*WHAT IS EXPECTED*: Find how many lines of the records hold the string "title" and reply with only that total.

Data about app and page elements
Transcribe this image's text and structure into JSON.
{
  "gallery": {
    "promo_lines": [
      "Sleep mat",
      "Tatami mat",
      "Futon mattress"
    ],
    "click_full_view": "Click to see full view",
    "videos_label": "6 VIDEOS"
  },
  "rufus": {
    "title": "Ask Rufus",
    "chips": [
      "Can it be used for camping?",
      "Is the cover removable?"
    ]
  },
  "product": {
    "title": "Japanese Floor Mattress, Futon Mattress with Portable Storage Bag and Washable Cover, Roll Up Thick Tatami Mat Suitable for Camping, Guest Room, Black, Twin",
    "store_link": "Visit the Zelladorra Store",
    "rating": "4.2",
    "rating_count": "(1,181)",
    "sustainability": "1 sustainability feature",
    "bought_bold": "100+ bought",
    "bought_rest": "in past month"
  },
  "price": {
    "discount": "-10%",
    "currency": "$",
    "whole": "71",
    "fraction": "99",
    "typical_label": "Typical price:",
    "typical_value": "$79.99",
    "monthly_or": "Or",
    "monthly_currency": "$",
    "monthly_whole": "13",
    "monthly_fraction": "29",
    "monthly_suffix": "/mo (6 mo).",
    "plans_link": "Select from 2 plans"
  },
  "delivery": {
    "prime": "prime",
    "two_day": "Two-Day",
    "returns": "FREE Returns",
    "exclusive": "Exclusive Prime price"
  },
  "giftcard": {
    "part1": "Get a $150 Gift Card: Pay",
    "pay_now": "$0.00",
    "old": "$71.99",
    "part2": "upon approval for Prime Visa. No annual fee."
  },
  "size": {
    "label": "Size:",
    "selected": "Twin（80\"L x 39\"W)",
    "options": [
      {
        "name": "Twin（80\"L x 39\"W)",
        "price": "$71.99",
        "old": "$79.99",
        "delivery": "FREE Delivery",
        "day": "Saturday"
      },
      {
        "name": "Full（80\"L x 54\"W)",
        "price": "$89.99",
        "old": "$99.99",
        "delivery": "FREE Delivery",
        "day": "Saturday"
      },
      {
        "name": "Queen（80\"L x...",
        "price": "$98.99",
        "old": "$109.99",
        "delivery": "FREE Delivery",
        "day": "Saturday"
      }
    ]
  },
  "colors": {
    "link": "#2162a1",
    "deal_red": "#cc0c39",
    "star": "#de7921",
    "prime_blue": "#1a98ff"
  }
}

*THE ANSWER*: 2